The Monster, What Some Thought a Man

or bear, came from the swamp,
what had once been a lake from a glacier,
then the meandering bed of a river, softer
than any bed a man had ever made.
The river had been dammed,
slowing, filling to prevent a drought
in a place where clay prevents rain
from becoming groundwater.
Instead the water runs away.
The mine had been closed in strike,
and the water seeped in
the ceiling of slate.
In time, they mined again, even under the lake.

A child ran in his house to say
the white ghost was in the yard,
and no one believed him until the neighbors
saw it, too. The stories started this way
on the edge of the orchards,
acres of apples:
summer, seven feet tall,
heavy in white fur and mud,
what our mothers said you could smell
before you saw it, or sometimes only
could smell, never see,
but you would know it was near. How it screamed.
How it didn’t seem to care.
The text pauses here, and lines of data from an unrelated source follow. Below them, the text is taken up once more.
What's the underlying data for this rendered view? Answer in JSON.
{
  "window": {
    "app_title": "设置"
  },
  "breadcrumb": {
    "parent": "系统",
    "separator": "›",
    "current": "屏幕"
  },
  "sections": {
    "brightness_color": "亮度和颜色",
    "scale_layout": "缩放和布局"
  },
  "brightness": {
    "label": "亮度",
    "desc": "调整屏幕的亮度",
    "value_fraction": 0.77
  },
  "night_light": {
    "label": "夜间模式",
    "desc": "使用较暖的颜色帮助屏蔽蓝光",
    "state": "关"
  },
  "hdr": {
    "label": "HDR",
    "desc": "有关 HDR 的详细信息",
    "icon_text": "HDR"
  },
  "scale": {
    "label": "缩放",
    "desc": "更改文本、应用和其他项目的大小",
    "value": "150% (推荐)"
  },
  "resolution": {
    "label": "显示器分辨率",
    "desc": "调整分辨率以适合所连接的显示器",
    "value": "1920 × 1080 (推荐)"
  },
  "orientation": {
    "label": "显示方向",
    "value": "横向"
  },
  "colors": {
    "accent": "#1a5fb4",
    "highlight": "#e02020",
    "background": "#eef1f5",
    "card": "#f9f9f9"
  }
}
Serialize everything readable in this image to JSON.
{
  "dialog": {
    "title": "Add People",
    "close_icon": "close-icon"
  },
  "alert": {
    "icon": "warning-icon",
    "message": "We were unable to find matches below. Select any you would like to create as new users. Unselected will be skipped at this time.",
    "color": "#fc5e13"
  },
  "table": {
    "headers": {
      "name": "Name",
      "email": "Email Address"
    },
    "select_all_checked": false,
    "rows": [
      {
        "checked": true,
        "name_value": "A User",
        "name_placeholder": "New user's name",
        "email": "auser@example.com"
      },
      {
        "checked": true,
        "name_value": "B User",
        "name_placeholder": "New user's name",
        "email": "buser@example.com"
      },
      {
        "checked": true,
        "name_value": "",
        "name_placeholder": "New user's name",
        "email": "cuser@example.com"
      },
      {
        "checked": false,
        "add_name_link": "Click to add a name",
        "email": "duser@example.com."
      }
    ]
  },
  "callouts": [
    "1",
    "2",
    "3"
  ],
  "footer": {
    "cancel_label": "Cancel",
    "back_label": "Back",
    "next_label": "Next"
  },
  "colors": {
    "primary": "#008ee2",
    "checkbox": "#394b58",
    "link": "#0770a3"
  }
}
Copyright © 2018 Angie Macri. Reprinted with permission of the author. This poem originally appeared in The Southern Review, Autumn 2018.